Whichever lines include the word "JSON", copy them as they appear in the data.

+++++

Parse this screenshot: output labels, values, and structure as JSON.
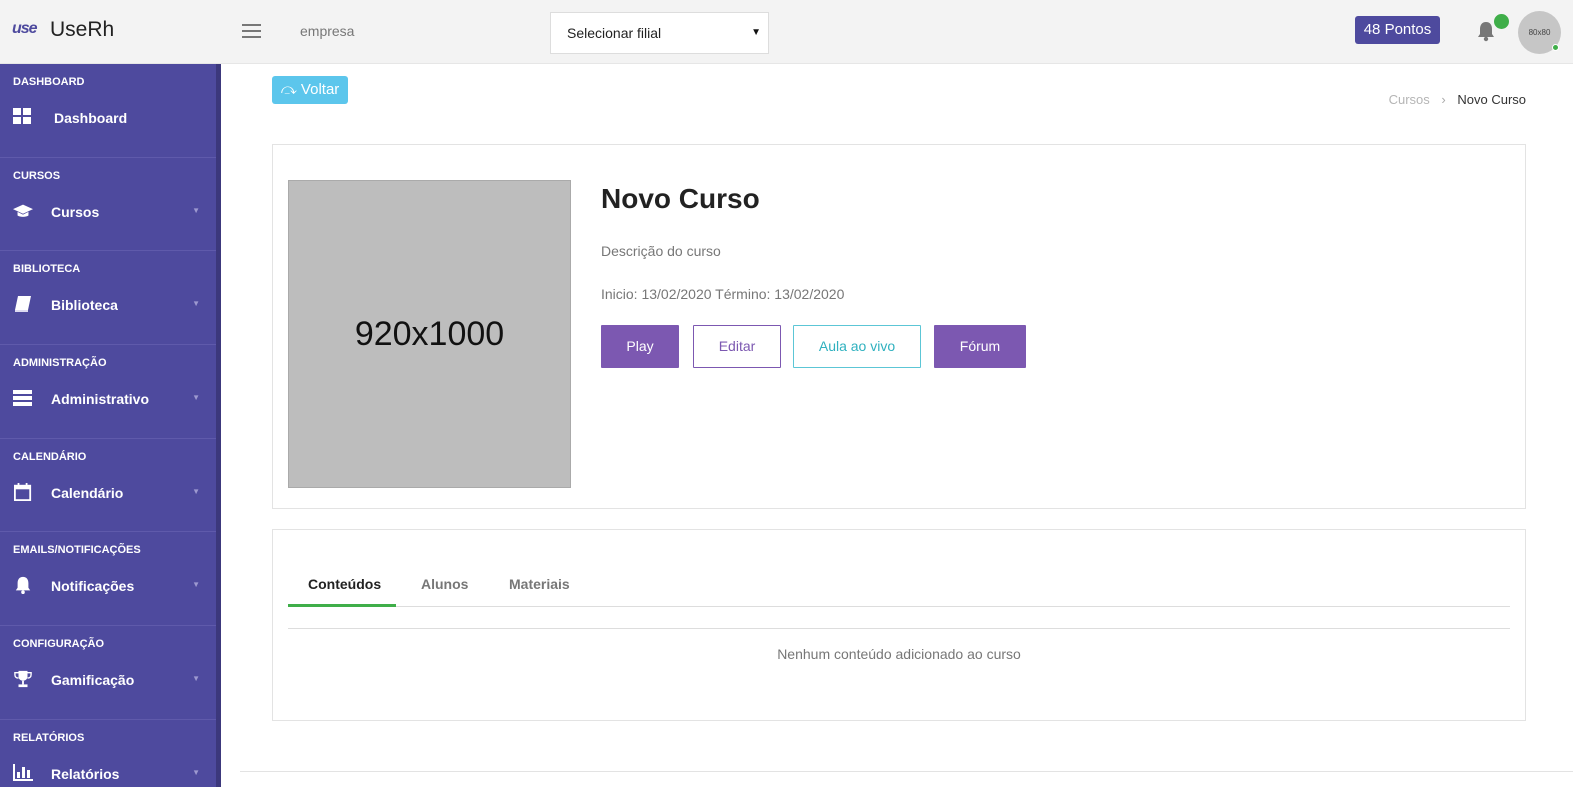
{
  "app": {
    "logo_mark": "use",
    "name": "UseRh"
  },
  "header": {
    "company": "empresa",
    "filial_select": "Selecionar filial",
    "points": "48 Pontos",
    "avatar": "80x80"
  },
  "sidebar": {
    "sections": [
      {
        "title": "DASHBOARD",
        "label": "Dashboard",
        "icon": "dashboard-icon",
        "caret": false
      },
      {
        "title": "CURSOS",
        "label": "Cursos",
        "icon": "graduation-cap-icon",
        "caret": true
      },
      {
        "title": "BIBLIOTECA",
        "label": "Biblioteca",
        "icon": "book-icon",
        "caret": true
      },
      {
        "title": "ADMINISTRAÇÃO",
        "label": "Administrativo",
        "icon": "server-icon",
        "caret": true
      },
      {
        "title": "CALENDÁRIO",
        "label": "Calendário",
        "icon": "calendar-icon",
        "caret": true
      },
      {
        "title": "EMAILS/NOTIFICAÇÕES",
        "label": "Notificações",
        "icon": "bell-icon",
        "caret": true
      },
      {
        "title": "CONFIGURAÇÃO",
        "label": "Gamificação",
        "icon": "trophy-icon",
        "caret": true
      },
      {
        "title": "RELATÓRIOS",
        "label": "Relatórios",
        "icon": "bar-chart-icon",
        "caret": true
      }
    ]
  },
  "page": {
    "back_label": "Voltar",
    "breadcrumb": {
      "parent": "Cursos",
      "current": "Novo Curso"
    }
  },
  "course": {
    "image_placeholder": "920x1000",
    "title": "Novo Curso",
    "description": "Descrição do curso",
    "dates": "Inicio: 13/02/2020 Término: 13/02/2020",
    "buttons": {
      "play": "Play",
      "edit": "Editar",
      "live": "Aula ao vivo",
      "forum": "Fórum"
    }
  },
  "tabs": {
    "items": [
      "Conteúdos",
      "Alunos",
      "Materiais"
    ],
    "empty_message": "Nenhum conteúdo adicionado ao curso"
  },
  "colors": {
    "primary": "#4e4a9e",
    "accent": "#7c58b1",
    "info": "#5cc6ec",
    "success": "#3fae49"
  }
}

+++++

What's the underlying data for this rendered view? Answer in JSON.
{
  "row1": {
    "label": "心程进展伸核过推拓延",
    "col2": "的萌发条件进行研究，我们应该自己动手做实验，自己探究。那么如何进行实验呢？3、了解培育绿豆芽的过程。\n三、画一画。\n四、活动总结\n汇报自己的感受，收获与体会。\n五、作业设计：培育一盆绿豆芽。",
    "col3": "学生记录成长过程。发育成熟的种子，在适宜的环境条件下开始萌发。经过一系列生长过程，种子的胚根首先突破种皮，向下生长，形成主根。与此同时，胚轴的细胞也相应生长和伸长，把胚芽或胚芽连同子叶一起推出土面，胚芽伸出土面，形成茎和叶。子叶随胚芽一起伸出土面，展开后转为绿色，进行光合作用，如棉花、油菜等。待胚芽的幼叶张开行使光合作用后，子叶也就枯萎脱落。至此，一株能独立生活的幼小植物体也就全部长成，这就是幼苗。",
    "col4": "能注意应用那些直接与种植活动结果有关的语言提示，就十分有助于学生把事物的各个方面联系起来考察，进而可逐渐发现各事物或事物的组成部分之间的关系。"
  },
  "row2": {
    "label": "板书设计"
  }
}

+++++

EXERCISE RESULT:
Parse this screenshot: output labels, values, and structure as JSON.
What's the underlying data for this rendered view? Answer in JSON.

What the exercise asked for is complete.